Serena Williams: A Victim of Herself


Michael Ho

Cassie Tian ’19, who has considered Serena Williams a role model, considers Williams’ actions during the match immature.

This year’s U.S. Open has seen its share of controversies. In the first round, Alize Cornet of France was given a code violation for “unsportsmanlike conduct” when she briefly took off her shirt (revealing a sports bra underneath) in the back of the court even though notable male players like Novak Djokovic have done the same without any penalty. However, the most controversial event was during the last week of the Open in the women’s singles finals between Naomi Osaka of Japan and Serena Williams of the United States.

In the Finals match, Osaka was leading by a set and only needed to win one more to become the first Japanese player, male or female, to win a Grand Slam, the biggest tournament on tour. During the second set, Williams was given a code violation for coaching, a call Williams disputed. At the conclusion of the fifth game, Williams received a second code violation for racket abuse which led to a point penalty. While arguing with the chair umpire, Carlos Ramos, who was explaining his reasoning for the violations, Williams called Ramos a “thief” and a “liar.” Ramos responded by giving Williams a third and final code violation for verbal abuse resulting in a game penalty.

During their argument, Williams said to the supervisor, “Men out here are doing a lot worse, but because I’m a woman you’re going to take this [game] away from me?” In the post-match press conference, Serena stated that she was a victim of sexism and was standing up for what she believes was right.

“Although it wasn’t Serena Williams’ fault that her coach was coaching her, she overreacted to the coaching violation especially since her coach admitted to it,”said Montana Lee ’20.

Her comments have garnered mixed reviews from the tennis world. Tennis greats such as Billie Jean King agreed with her comments, tweeting, “Thank you, @serenawilliams, for calling out this double standard.” On the other hand, eighteen-time major winner, Martina Navratilova disapproved of them going so far as to write an op-ed for ‘The New York Times’ contradicting Williams’ comments. In it, she wrote that Williams and Ramos were not on the same page; Williams kept insisting that she does not cheat, while Ramos made a call that he cannot change at the time. The current female world number one, Simona Halep, also came to the defense of Carlos Ramos saying that she sees no difference in how male chair umpires treat male or female players.

Serena Williams and her team were in the wrong, and the blame falls squarely on their shoulders. The rules are the rules. In an interview after the conclusion of the match, Williams’ coach, Patrick Mouratoglou admitted to coaching and accused Osaka’s coach of coaching, an accusation Osaka’s coach, Sascha Bajin, denies.

Bronx Science students agree that the coaching violation was correctly given. Montana Lee ’20 stated, “Although it wasn’t her fault that her coach was coaching her, she overreacted to the coaching violation especially since her coach admitted to it.”
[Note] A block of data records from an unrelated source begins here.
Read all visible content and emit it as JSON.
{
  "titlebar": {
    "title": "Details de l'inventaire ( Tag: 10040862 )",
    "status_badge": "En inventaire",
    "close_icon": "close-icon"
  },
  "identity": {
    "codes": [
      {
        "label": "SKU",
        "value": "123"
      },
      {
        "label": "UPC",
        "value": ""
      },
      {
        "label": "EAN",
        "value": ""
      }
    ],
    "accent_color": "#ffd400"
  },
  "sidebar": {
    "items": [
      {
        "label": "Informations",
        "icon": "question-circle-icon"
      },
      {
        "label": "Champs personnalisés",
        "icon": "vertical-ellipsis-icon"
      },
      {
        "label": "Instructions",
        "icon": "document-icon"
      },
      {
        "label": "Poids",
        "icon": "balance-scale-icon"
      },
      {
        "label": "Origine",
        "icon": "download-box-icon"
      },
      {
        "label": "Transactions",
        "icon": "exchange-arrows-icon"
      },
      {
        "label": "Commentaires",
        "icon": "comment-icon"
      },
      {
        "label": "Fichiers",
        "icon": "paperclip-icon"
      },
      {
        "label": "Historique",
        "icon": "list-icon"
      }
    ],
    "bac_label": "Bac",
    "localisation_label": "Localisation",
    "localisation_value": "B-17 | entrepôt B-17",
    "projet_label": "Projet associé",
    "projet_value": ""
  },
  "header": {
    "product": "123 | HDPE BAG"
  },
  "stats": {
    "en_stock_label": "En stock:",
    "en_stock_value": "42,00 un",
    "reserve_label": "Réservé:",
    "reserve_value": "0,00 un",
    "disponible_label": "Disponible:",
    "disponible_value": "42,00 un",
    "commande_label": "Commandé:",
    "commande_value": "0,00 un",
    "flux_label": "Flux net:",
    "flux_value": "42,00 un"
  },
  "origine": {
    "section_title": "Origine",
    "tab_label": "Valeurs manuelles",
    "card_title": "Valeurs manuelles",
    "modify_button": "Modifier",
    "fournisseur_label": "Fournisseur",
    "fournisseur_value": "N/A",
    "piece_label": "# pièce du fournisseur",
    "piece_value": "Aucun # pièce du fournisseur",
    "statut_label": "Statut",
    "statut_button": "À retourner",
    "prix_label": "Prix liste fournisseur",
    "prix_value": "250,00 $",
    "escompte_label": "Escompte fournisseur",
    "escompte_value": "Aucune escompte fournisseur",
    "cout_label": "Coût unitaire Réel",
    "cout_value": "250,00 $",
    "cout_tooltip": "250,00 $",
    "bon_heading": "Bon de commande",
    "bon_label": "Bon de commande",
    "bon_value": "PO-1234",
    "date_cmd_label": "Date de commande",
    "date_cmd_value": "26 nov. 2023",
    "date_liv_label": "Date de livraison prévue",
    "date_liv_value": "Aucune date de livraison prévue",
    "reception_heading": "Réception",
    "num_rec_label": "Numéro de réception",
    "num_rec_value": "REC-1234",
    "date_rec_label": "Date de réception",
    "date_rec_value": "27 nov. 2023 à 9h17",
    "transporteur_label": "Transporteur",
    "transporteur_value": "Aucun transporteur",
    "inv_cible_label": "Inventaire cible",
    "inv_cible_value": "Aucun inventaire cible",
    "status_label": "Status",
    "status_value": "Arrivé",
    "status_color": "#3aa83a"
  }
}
After the match, Williams claimed that women receive more code violations than men, which is simply untrue. According to data found in“Are Women Penalized More Than Men in Tennis? Data on Fines Says No” from ‘The New York Times,’ men were given 1517 code violations, while women were given 535 code violations in Grand Slam tournaments. Former American tennis player, John McEnroe was even disqualified from the Australian Open after three code violations in 1990.

The real victim of this Final was the winner, Naomi Osaka. During the trophy ceremony, she was booed by the crowd and apologized for winning the match. In her victory speech, she took the high road and thanked the crowd for watching. Students at Bronx Science agree that it was a shame she had to go through that terrible experience after her first Grand Slam title.
“I feel so sorry for Naomi Osaka. Could you imagine feeling guilty for winning the U.S. Open?” said Sophie Zinberg ’19.
This is not the first time Williams had been given code violations for verbal abuse of the officials at the U.S. Open. During the 2009 semi-finals, a lineswoman correctly called a foot-fault against Williams, giving Belgium’s Kim Clijsters break point. Williams proceeded to threaten the lineswoman which earned her another code violation and a loss of a point. This led Clijsters to win the match and eventually win the Open.

Cassie Tian ’19 summed up her experience of watching the match saying, “Serena did not act mature and ruined what should have been a life-changing experience for Osaka.”

Serena Williams’ image of hard work, strength, and especially integrity was not ruined by the umpire, Carlos Ramos, but by herself. She dug herself into a deep hole during the match. Instead of elevating her game to match Osaka’s, she chose to use deceitful tactics and play the “sexism card.” Serena Williams embarrassed herself and worse, embarrassed Osaka on one of tennis’ biggest stages.